    While managing a single session adds to the functionality of a site, correlating these sessions for repeat visitors presents another problem of user account management.  The module Cookie.py offers the ability for Python CGI programs to store HTTP cookies on the clients' local machines. Cookies are persistent data files stored on the client machine through the Web browser.  The Cookie.py module writes "Set-Cookie" headers and parses the HTTP-COOKIE environment variable.  These options create a more standardized method of dealing with client tracking and data retrieval.  As a warning, most Web browsers allow users to reject the use of cookies, and this can break code written with dependencies on cookies.

    Code Example 7.4 shows the syntax for setting and reading a simple cookie.

    Code Example 7.4: 
    #!/usr/bin/python

    # Import the cgi, os, and Cookie modules.
    import cgi, os, Cookie

    # Define function to set a cookie.
    def set_client_Cookie():
    # Create a Cookie object.
    a_cookie = Cookie.SmartCookie()

    # Assign the cookie a value.
    a_cookie["user"] = "Python"

    # Required header that tells the browser how to render the HTML.
    print "Content-Type: text/html"

    # Send the cookie back to the client.
    print a_cookie, "\n\n"

    # Print the cookie value.
    print "<HTML><BODY>"
    print a_cookie["user"].value, "user cookie set.\n"
    print "<FORM METHOD = post ACTION = \"example_7.4.cgi\">\n"
    print "<INPUT TYPE = \"hidden\" NAME = \
    \"set\" VALUE =\"yes\">\n"
    print "<INPUT TYPE = \"submit\" VALUE = \"Go\"></FORM>\n"
    print "</BODY></HTML>\n"

    # Define function to read a cookie.
    def read_client_Cookie():
    # Create a Cookie object.
    a_cookie = Cookie.SmartCookie( os.environ.get("HTTP_COOKIE", "") )

    # Assign the variable a cookie value.
    cookie_val = a_cookie["user"].value

    # Required header that tells the browser how to render the HTML.
    print "Content-Type: text/html\n\n"

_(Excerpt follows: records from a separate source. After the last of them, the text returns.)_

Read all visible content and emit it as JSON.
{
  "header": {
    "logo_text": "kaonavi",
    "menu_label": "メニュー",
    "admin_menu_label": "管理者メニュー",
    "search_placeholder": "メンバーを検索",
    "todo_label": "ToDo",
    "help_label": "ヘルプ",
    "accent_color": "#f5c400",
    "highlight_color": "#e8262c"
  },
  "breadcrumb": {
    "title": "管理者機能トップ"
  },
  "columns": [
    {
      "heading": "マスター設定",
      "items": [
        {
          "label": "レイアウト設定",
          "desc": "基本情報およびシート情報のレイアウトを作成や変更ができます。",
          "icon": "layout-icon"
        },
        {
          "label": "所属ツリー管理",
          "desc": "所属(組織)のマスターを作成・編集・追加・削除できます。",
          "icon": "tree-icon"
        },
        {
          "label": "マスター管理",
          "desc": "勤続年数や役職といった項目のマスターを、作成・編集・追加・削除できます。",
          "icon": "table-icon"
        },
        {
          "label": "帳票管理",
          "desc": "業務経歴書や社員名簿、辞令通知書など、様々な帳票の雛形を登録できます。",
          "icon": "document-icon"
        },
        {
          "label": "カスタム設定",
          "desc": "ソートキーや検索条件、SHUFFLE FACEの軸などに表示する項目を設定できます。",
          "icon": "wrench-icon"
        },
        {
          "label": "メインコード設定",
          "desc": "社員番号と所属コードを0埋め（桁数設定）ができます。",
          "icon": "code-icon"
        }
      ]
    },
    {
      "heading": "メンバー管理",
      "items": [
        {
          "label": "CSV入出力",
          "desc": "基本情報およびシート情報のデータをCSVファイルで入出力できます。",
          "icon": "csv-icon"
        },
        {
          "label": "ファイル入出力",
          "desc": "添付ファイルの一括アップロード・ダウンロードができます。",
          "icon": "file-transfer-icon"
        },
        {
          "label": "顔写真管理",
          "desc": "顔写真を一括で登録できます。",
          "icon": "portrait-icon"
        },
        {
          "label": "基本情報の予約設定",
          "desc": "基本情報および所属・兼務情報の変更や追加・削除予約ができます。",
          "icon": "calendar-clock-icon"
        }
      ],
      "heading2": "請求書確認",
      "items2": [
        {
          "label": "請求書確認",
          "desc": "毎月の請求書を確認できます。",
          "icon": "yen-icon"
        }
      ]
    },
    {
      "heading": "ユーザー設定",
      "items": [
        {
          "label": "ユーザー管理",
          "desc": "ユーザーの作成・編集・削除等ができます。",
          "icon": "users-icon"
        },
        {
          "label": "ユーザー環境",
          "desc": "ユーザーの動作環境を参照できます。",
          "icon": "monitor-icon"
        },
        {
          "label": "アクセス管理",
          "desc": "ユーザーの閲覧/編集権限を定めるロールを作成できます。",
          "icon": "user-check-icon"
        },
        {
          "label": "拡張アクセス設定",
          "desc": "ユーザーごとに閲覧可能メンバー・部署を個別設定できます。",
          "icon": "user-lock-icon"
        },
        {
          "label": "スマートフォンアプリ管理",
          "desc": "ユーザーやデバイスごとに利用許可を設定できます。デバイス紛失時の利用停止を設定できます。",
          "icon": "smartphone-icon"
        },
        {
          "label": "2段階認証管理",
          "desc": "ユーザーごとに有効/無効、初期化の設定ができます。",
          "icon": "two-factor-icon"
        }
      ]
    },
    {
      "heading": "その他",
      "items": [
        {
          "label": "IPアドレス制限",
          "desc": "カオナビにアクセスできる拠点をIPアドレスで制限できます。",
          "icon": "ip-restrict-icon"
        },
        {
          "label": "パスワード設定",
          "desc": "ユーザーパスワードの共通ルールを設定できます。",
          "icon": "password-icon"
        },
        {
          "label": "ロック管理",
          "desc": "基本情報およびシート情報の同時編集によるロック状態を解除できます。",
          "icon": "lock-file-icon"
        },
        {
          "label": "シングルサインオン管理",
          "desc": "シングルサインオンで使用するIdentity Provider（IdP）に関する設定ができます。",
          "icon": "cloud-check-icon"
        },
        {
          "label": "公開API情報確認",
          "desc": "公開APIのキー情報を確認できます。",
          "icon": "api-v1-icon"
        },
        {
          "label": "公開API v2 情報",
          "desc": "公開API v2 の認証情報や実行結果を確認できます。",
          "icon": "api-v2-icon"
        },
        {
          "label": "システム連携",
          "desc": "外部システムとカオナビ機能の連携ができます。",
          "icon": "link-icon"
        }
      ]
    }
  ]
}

    # Print the cookie value.
    print "<HTML><BODY>"
    print cookie_val, "user cookie read from client.\n"
    print "</BODY></HTML>\n"

    # Define main function.
    def main():
    form = cgi.FieldStorage()
    if (form.has_key("set")):
             if (form["set"].value == "yes"):
                      read_client_Cookie()
    else:
             set_client_Cookie()

    # Call main function.
    main()

    While the HTML generation may become clearer with HTML modules and the data storage better with databases, the above examples exhibit the core of CGI programming.

    To Lesson 8 ...

 © 2000 Department of Computer Science, University of Virginia